Friday, January 29, 2010

Thing 5 -- LinkedIn (or NOT)

OK, so I've been a LinkedIn member for awhile now and I have to say that I'm not impressed. I am a frequent social network visitor and I find LinkedIn, well, quite ho-hum to say the least. Perhaps a better word would be BOOOOOORRRRRRING! Realizing that this particular network is a professional network, I understand how some of the features of Facebook like the games, funny applications, etc. are not appropriate, but honestly, the layout is bland and there is absolutely nothing aesthetically pleasing about the site at all.

I think the only useful aspect of LinkedIn is for job networking. It certainly serves as a no-frills way to connect with others in your field of expertise at times when you are looking for a job change or employment in general. However, that's the only benefit I find in the service. Otherwise, it's a lot more interesting staying in contact with former colleagues via Facebook because it's not so serious. If I had to label LinkedIn, I'd call it the conservative Republican of the social networks.

Saturday, January 23, 2010

The Nature of Blogging (Thing 3)

After reading some of the links to the different blogs posted on the 23 Things site I've come to several conclusions about blogging. Blogs read a lot like editorials in a newspaper, which are often pretty interesting whether you agree with the writer or not. One thing that's better about blogging is the availability of immediate commentary on the blog. I suppose this works much the same as responding to an online editorial. This aspect of the blog creates a type of discussion or conversation between individuals, much like a group of people sitting around a table drinking coffee and discussing the issues of the day. Although the tone is informal, it doesn't take away from the credibility of the content (within reason, of course). In fact, it makes the information more accessible to everyone.

What I love best about the commenting feature are the different ideas that surface on professional blogs. On the English Companion Ning, often the best ideas come from those people that tag onto the original post. Plus, anyone (for the most part, depending upon the blog) can attach links to other webpages, documents, etc.

Thursday, January 21, 2010

Nings! (Thing 2)

I couldn't tell you exactly what a Ning is or how it's different from a blog. My best guess is that a Ning is a social network, similar to Facebook, but used for professional dialogue rather than personal. I belong to the English Companion Ning, which I find incredibly helpful. Basically English teachers at all levels post discussions on topics concerning, well, English (naturally). I started a profile there to post discussions about launching Harkness discussions in my Honors/AP Literature classroom. Here's the link if you care to check it out:

Sometimes I get "lost" in the Ning because once I search for something I'm interested in researching, I find myself clicking on all sorts of interesting topics. Next thing I know, it's an hour or two later! The Ning also forges new connections for me in the English teaching world.

I guess one thing that I still need to work out is how to use blogging or these professional social networks with students.

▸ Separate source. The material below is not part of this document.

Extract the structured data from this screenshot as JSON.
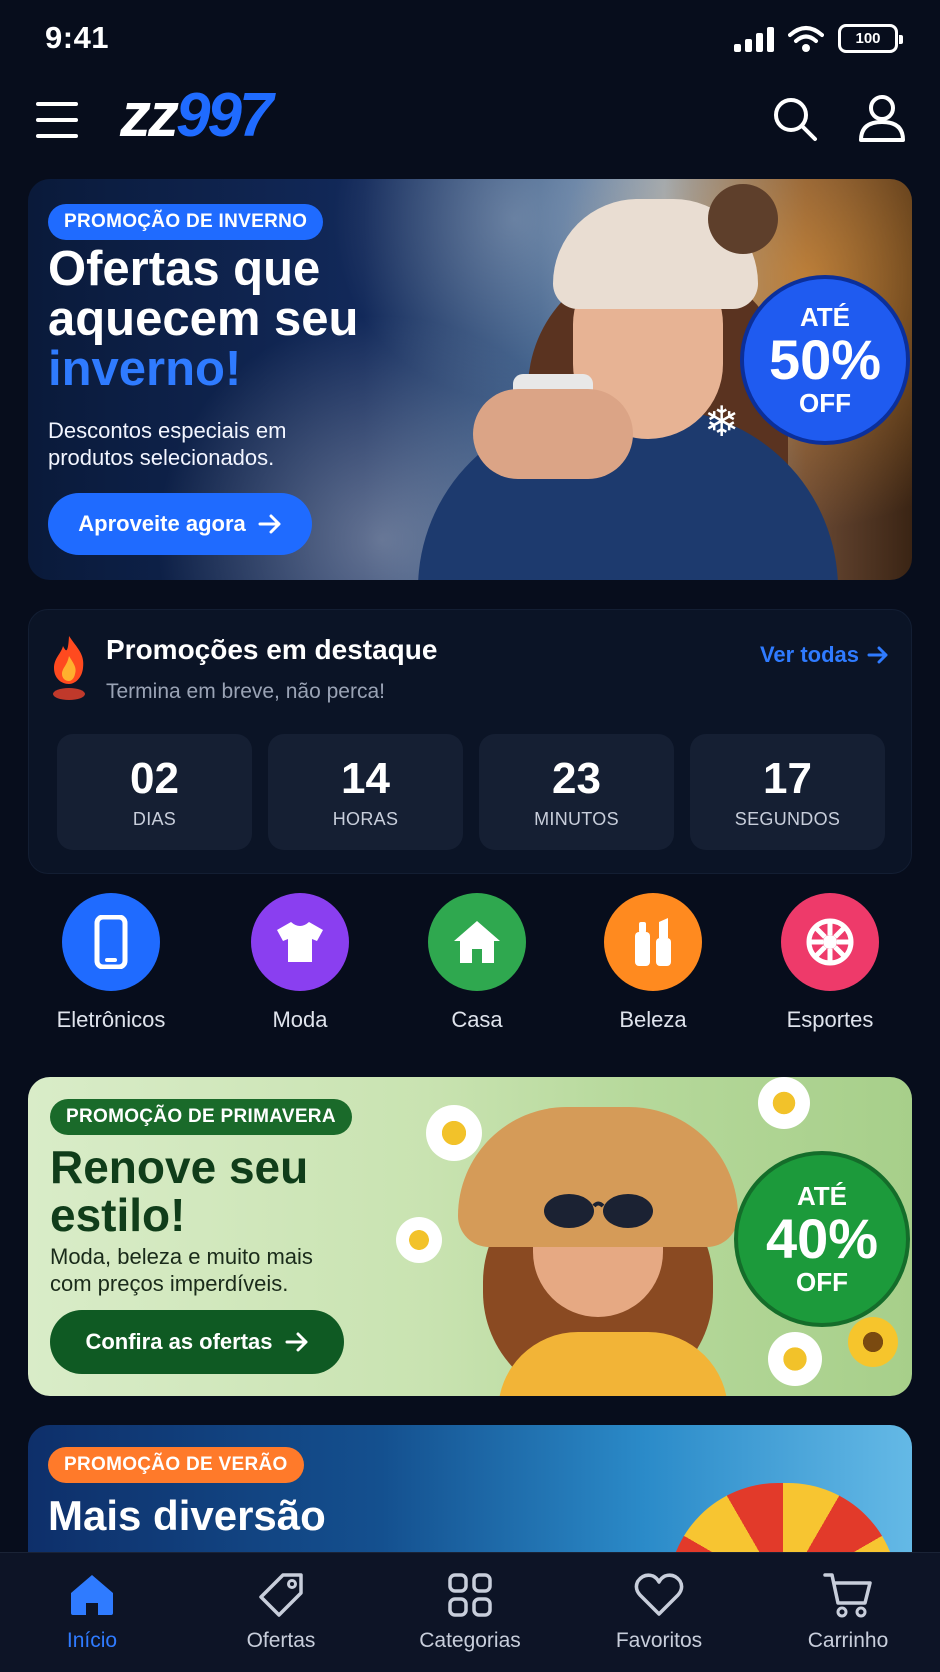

One way that I think could work is to set up a social network for my classes. Since my students are relatively academically motivated, I can see some of them using the network for discussion and help in certain classes. Of course that might open up a whole other slew of problems with inappropriate posts, irrelevant posts, etc.

Relatively New to Blogging (Thing 1)

I'm relatively new to blogging. I have a Ning that I've been using to blog about my classroom discussions (English). I love the feedback that I get and I've also found it useful to search out advice from other English teachers around the U.S., and I guess even the world. This particular blog will be used to document my work on "23 Things", which is a technology "program" (for lack of a better description) for my school. Over an 8 or 9 week period I will tryout different new technologies and blog about how they went, how I used them/plan to use them, etc. I don't know how exciting it will be, but hey, you never know.